### What the exercise asks
Read through the listing below and return only the lines containing "this".

### Data records
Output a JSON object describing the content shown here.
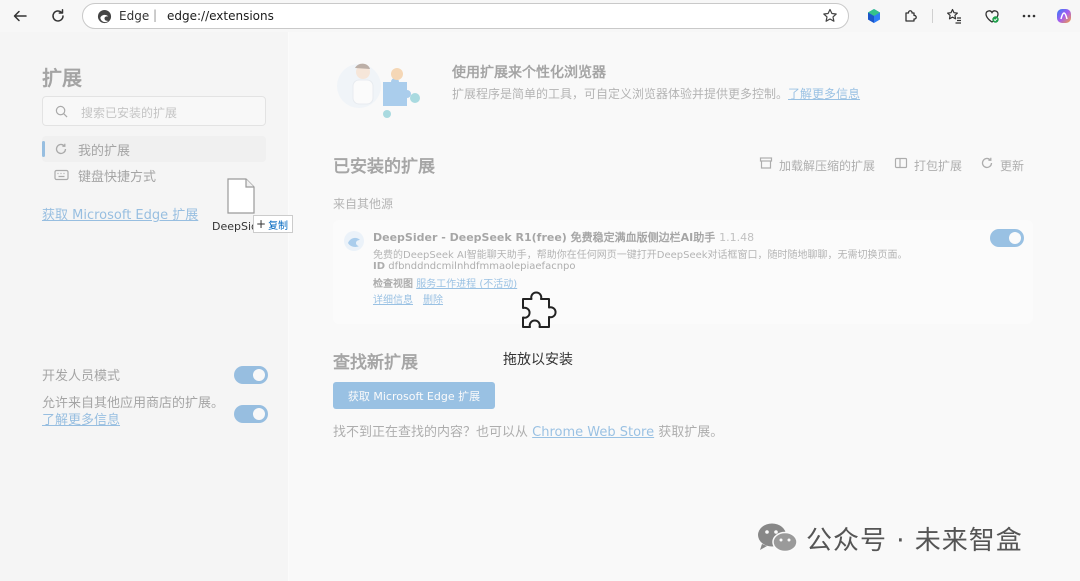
{
  "address_bar": {
    "site_label": "Edge",
    "separator": "|",
    "url": "edge://extensions"
  },
  "sidebar": {
    "title": "扩展",
    "search_placeholder": "搜索已安装的扩展",
    "items": [
      {
        "label": "我的扩展"
      },
      {
        "label": "键盘快捷方式"
      }
    ],
    "store_link": "获取 Microsoft Edge 扩展",
    "developer_mode": {
      "label": "开发人员模式",
      "on": true
    },
    "allow_other_stores": {
      "label": "允许来自其他应用商店的扩展。",
      "link": "了解更多信息",
      "on": true
    }
  },
  "hero": {
    "title": "使用扩展来个性化浏览器",
    "description": "扩展程序是简单的工具，可自定义浏览器体验并提供更多控制。",
    "link": "了解更多信息"
  },
  "installed": {
    "title": "已安装的扩展",
    "actions": [
      {
        "label": "加载解压缩的扩展"
      },
      {
        "label": "打包扩展"
      },
      {
        "label": "更新"
      }
    ],
    "source_heading": "来自其他源",
    "extension": {
      "name": "DeepSider - DeepSeek R1(free) 免费稳定满血版侧边栏AI助手",
      "version": "1.1.48",
      "description": "免费的DeepSeek AI智能聊天助手，帮助你在任何网页一键打开DeepSeek对话框窗口，随时随地聊聊，无需切换页面。",
      "id_label": "ID",
      "id": "dfbnddndcmilnhdfmmaolepiaefacnpo",
      "inspect_label": "检查视图",
      "inspect_link": "服务工作进程 (不活动)",
      "details": "详细信息",
      "remove": "删除",
      "enabled": true
    }
  },
  "find_new": {
    "title": "查找新扩展",
    "button": "获取 Microsoft Edge 扩展",
    "text_before": "找不到正在查找的内容？也可以从",
    "link": "Chrome Web Store",
    "text_after": "获取扩展。"
  },
  "drop_overlay": {
    "label": "拖放以安装"
  },
  "drag_ghost": {
    "file_name": "DeepSider",
    "copy_label": "复制"
  },
  "watermark": {
    "text": "公众号 · 未来智盒"
  },
  "colors": {
    "accent": "#0067c0"
  }
}
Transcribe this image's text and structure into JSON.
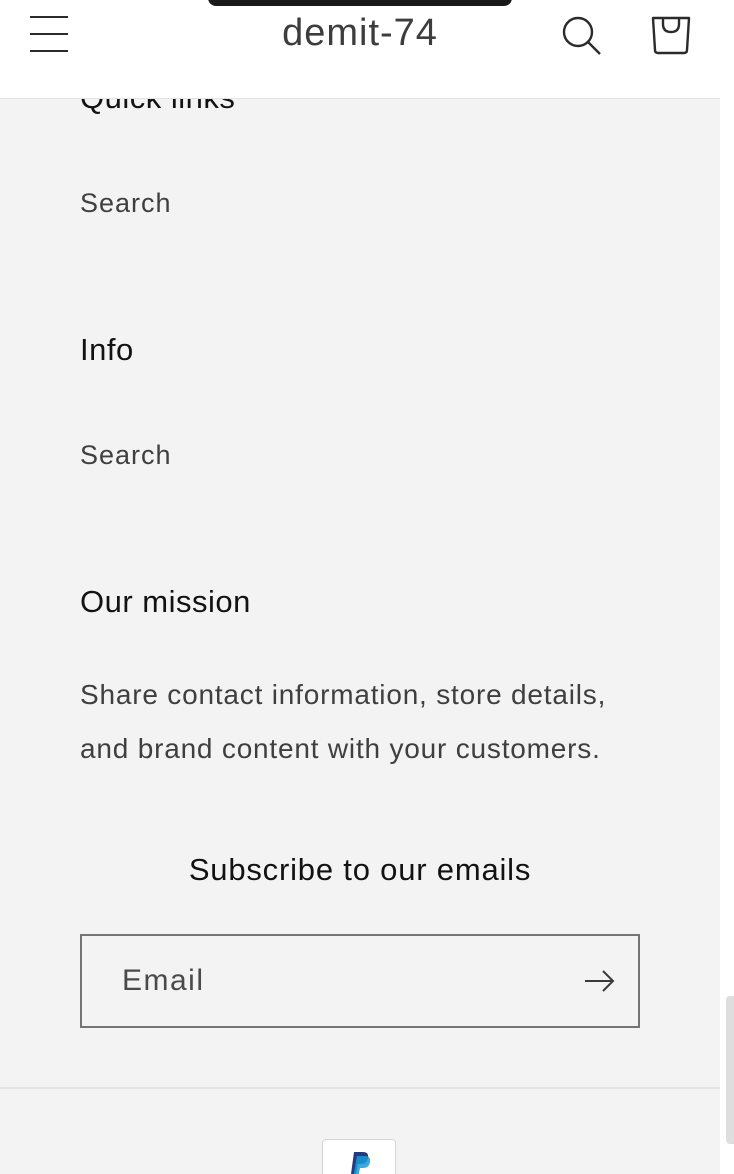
{
  "header": {
    "store_name": "demit-74",
    "menu_icon": "hamburger-menu-icon",
    "search_icon": "search-icon",
    "cart_icon": "cart-icon"
  },
  "footer": {
    "quick_links": {
      "heading": "Quick links",
      "items": [
        "Search"
      ]
    },
    "info": {
      "heading": "Info",
      "items": [
        "Search"
      ]
    },
    "mission": {
      "heading": "Our mission",
      "text_line1": "Share contact information, store details,",
      "text_line2": "and brand content with your customers."
    },
    "newsletter": {
      "title": "Subscribe to our emails",
      "email_placeholder": "Email",
      "submit_icon": "arrow-right-icon"
    },
    "payment": {
      "icons": [
        "paypal-icon"
      ]
    }
  },
  "colors": {
    "background": "#f3f3f3",
    "header_background": "#ffffff",
    "text_primary": "#121212",
    "text_secondary": "#3f3f3f",
    "border": "#757575",
    "paypal_dark": "#253b80",
    "paypal_light": "#179bd7"
  }
}
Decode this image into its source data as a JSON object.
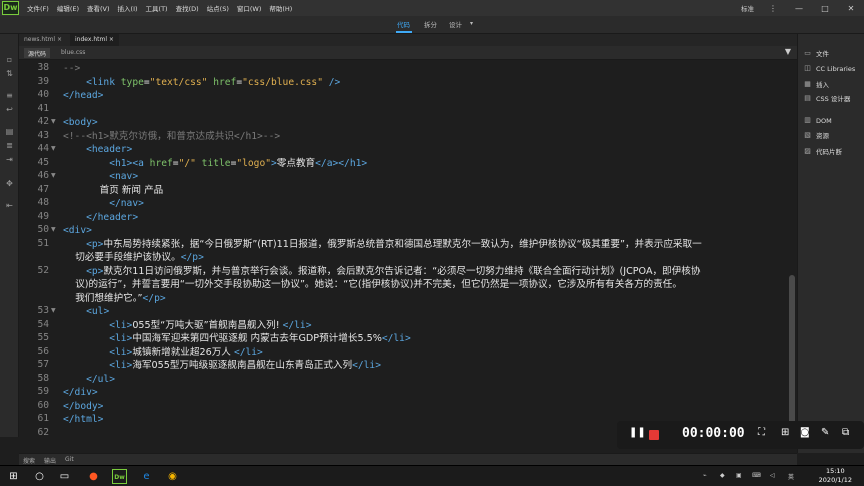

### Response box
Transcribe this image's text and structure into JSON.
Decode this image into its source data as a JSON object.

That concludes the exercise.